I mostly heard 90s and early 2000s in her shop so I wanted that to be introduced early. There were vendors and clothing being sold at the event so I wanted to recreate the daily shopping experience of Canela Vintage for a majority of the time. The event was meant to celebrate Canela but also to bring in some money, so I didn’t want to play too many bangers in a row. As the night continued, I knew the drinks were going to be pouring a little faster and more frequent. I wanted to highlight the middle portion of #HotGirlSummer, and highlight women artists since this was a woman owned business. We would end the night with some Tejano jams, bachata classics, and Daddy Yankee (duh). My setlist was complete, my outfit was picked out, dance moves perfected in the mirror, and I flatironed my hair. Now to execute.
I started my day dancing with my hula hoops and listening to the set list I had developed for that day. I wanted to be in the mood of positivity, of celebration because that’s what the event was - a birthday party! I spent time on my makeup, hair, and outfit. I said my affirmations, got a ride with a friend, and headed to the venue. I was greeted by a bunch of artists trying to have a good time celebrating Canela. Balloons being blown up, beer being brought in, mexican bread and pastries being set up, and lots of talking and laughter. As soon as I stepped out of the car, I knew it was going to be a good gig. And it was. I hula hooped my soul away, got to keep my own bottle of champagne, and assembled my own crew of hype men and dancers. It felt like less of a gig and more like a true party. I finished the day satisfied, sweaty, and empowered and I wouldn’t have done it any other way.
Looking back, all of my nerves were valid but not necessary. Nerves fuel preparation. I wanted to make sure I came with my shit correct. I was so nervous I spent weeks thinking of the best way to execute my vision for myself and Canela’s vision for her shop. It made me more appreciative of the creative process, and the intention and love that goes into it. I manifested the energy that was going to be necessary to get this done. Throw together the support of my friends and my customer with a bad ass attitude and it’s bound to be a lituation. I had people actually call me and ask to book gigs, follow my instagram page, and listen to my mixes. “I’m sweating cause of you.”

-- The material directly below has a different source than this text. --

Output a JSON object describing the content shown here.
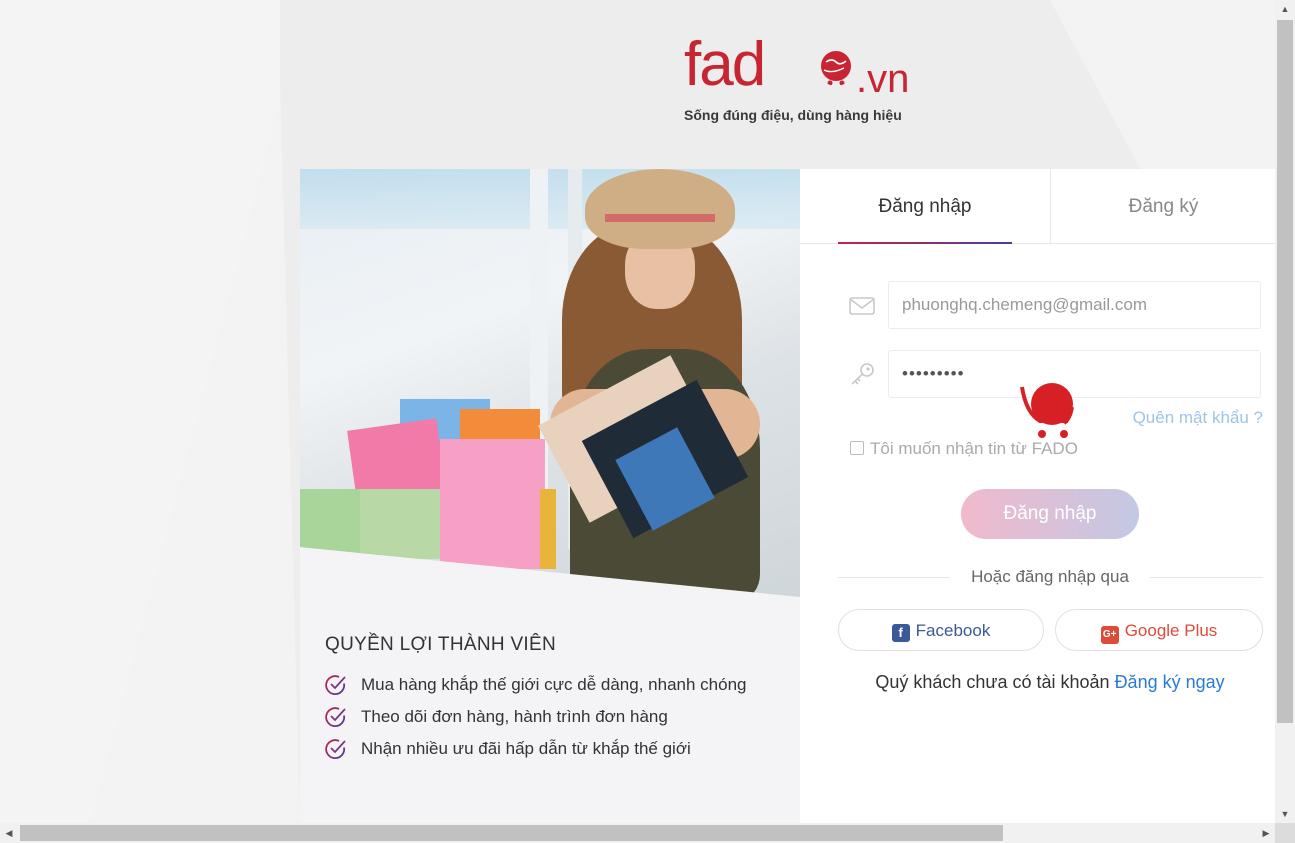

Having that experience just solidified to me why I started Djing. There aren’t enough Black women doing it, period. I got tired of hearing male-centered, angry, and mediocre songs chosen by a usually male Dj. I never saw myself reflected in the music, I could never really “get into it”. At the core of it, I wanted to hear something different when I went out. I was tired of the same. Since starting my journey as a DJ, I have been able to meet with other Black women and queer DJs who also choose to take a stand against stale music. If you’re also looking for a difference in music selection I would take a listen to HUNY, Kaytranada, basedgrace, or some mixes by SNAKEHIPS. Head to my SoundCloud for more aritists and playlists to listen to! Let’s bring back dancing at clubs, and playing music that sounds good and makes us feel good.